(Beginning of DATA SECTION)

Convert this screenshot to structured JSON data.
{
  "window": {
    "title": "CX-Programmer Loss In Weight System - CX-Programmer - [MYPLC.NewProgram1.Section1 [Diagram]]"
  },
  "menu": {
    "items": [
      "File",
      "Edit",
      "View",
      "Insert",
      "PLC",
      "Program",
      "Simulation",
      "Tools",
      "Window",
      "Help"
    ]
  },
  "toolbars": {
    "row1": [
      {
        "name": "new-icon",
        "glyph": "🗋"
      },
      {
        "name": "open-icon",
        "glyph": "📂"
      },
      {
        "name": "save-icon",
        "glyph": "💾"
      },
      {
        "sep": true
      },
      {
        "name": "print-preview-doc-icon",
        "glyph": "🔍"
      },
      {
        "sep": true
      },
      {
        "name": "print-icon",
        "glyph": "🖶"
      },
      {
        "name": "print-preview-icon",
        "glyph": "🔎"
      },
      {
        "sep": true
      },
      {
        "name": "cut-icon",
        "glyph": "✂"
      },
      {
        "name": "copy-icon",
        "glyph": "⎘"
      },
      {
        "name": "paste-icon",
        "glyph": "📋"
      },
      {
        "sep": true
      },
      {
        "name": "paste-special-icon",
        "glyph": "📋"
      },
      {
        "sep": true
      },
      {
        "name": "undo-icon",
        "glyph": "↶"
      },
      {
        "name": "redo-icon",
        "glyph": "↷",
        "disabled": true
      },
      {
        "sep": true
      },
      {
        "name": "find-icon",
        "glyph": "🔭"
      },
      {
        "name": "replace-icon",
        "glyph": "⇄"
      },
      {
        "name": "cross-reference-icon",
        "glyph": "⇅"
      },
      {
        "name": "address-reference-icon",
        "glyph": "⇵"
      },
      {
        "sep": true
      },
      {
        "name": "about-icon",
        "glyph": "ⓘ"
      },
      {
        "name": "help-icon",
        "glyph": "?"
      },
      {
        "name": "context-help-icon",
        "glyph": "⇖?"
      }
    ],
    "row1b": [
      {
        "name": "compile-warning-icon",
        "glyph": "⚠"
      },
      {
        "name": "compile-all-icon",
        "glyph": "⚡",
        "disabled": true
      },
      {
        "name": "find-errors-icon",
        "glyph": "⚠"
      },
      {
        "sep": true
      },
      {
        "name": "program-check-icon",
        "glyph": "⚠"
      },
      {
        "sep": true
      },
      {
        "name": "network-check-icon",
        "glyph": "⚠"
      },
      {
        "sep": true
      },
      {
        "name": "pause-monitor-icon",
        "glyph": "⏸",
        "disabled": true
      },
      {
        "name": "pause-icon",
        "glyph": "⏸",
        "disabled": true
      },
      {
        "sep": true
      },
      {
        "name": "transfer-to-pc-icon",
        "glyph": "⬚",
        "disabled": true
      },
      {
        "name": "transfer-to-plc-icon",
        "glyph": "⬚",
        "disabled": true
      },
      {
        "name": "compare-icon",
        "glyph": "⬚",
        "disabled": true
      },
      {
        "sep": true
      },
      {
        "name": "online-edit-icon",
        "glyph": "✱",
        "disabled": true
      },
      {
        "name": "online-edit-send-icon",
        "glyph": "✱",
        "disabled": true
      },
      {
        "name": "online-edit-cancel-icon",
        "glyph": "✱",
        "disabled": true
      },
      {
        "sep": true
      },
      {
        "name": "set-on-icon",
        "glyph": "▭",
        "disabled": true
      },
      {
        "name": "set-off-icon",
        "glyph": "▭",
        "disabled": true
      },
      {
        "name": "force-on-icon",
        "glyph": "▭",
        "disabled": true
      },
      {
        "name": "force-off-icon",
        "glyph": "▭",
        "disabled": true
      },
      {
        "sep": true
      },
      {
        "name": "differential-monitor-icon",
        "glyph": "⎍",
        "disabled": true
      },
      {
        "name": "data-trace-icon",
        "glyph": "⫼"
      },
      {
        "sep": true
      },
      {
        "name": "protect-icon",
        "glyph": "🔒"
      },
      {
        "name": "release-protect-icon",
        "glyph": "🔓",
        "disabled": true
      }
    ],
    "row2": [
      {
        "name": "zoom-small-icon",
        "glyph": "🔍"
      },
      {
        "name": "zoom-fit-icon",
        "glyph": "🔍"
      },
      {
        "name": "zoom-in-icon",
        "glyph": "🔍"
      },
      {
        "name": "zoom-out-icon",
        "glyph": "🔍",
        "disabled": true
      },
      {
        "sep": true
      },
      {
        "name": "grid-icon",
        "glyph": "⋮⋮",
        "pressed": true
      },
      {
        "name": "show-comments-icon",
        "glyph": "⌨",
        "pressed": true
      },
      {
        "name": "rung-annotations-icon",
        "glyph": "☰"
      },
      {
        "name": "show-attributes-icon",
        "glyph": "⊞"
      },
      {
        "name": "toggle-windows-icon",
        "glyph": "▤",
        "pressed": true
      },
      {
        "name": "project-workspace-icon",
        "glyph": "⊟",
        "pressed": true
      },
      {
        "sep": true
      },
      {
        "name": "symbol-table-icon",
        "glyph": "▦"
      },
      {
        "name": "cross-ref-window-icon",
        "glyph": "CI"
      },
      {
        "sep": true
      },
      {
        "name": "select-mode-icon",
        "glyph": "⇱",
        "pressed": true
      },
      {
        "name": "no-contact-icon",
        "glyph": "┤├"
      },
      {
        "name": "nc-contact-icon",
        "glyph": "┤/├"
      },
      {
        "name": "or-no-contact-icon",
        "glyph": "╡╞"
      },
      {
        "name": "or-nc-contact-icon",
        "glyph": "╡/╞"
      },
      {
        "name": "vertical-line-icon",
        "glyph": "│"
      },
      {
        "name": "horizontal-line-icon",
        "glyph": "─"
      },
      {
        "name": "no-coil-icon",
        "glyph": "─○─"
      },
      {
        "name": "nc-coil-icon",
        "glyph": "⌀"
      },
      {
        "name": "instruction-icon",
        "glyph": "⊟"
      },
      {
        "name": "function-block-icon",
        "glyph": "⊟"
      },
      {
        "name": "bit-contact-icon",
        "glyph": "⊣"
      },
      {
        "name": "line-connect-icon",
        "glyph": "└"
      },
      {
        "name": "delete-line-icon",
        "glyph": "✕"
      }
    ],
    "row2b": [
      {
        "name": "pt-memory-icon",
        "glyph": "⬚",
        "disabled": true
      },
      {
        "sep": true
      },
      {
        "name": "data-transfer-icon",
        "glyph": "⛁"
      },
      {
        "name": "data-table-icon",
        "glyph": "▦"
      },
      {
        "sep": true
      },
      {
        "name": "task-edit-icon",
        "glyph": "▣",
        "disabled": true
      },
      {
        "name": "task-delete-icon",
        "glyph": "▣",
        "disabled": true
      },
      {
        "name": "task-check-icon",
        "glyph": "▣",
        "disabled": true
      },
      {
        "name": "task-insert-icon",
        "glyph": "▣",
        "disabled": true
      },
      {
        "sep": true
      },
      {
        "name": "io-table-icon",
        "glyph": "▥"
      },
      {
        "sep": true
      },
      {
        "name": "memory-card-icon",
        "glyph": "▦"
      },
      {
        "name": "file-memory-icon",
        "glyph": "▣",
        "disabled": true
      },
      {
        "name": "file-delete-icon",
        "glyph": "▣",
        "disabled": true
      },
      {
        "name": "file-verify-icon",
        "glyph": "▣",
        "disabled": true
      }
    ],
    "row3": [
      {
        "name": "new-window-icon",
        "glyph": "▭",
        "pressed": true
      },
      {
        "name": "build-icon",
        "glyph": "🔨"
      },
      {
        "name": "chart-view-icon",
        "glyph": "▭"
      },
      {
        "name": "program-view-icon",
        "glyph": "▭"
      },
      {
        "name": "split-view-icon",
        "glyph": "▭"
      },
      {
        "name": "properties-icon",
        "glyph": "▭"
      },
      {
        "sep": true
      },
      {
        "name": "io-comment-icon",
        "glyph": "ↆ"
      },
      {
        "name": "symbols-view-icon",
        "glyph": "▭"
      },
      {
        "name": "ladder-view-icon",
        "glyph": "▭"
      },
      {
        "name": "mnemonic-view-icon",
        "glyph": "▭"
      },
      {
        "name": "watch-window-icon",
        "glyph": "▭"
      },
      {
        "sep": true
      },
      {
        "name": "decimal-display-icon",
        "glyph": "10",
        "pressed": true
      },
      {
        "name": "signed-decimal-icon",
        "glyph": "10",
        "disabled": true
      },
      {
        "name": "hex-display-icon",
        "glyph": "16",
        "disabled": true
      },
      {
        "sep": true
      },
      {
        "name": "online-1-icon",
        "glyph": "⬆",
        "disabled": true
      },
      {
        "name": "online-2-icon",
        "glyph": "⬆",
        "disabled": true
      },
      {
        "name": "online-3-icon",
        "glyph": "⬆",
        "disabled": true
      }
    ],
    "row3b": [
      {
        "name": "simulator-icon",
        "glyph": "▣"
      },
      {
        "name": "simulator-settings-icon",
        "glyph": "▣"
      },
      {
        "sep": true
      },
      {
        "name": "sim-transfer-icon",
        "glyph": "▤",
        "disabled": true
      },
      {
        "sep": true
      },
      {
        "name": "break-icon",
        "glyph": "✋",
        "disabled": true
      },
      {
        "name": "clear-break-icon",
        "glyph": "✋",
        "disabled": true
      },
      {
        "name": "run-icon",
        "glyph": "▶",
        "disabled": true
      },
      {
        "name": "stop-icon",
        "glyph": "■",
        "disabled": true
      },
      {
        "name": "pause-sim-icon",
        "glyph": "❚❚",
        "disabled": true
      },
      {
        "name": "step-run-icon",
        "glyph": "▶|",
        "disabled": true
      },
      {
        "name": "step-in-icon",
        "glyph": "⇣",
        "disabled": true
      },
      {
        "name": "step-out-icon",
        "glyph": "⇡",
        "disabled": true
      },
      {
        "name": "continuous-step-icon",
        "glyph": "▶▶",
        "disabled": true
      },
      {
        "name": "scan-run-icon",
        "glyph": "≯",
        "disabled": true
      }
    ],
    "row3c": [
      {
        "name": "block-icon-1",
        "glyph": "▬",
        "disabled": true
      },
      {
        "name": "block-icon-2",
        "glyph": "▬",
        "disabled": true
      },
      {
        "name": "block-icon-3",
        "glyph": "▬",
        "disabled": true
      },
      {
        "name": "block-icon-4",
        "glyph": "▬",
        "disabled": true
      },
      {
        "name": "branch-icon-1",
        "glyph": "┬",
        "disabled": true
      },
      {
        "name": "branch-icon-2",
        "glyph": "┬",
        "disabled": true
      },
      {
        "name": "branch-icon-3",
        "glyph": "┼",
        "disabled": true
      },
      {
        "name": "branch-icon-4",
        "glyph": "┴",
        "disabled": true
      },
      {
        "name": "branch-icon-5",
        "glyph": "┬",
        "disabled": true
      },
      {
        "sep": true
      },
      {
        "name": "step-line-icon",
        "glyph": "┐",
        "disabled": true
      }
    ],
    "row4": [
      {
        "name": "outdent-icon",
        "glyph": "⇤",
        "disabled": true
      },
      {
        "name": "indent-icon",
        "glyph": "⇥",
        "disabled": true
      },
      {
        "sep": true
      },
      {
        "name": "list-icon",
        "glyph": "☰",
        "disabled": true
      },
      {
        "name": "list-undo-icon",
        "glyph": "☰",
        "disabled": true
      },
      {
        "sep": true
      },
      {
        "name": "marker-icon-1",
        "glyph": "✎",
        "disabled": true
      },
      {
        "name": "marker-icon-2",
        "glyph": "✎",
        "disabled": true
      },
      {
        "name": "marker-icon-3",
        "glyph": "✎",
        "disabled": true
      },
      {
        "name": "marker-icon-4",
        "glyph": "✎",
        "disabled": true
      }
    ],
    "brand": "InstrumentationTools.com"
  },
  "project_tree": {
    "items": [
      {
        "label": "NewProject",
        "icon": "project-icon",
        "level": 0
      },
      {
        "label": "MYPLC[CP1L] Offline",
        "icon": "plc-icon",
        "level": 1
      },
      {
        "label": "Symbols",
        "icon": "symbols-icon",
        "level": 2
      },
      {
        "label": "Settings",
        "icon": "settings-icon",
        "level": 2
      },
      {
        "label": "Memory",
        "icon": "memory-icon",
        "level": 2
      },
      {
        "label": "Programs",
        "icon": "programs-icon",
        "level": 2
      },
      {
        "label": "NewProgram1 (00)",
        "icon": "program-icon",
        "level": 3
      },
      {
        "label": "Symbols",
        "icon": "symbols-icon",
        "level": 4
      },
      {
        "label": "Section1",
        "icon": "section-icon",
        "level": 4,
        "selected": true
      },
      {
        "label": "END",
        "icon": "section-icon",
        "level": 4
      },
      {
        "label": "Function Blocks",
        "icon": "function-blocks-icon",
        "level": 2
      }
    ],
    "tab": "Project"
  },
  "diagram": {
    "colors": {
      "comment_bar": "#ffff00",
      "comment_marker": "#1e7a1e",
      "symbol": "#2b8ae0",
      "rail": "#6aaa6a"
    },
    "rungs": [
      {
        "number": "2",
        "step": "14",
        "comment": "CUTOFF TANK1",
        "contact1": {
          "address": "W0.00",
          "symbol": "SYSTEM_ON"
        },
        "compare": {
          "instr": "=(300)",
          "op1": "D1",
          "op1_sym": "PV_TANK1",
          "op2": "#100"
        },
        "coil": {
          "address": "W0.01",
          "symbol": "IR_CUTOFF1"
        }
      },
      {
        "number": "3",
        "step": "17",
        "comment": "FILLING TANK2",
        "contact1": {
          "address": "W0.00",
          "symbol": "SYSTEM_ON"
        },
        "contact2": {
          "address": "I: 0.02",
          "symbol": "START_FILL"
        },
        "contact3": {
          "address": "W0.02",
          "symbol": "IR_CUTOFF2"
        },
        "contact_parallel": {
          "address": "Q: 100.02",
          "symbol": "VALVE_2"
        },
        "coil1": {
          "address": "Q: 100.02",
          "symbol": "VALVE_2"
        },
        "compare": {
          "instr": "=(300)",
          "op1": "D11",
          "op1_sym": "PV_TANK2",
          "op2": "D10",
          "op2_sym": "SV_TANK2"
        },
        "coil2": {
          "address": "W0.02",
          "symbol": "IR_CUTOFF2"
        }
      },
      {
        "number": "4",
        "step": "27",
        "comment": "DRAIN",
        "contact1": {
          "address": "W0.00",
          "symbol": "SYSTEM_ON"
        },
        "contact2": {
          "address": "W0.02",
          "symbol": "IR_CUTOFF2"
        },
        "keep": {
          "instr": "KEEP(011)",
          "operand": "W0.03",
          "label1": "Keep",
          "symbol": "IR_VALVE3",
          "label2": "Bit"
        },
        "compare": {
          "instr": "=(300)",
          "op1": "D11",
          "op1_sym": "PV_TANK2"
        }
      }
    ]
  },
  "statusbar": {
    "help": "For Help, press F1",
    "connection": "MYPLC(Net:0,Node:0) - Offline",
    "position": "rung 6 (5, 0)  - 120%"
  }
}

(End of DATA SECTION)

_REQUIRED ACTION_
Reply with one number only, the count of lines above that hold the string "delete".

_SOLUTION TO THE EXERCISE_
3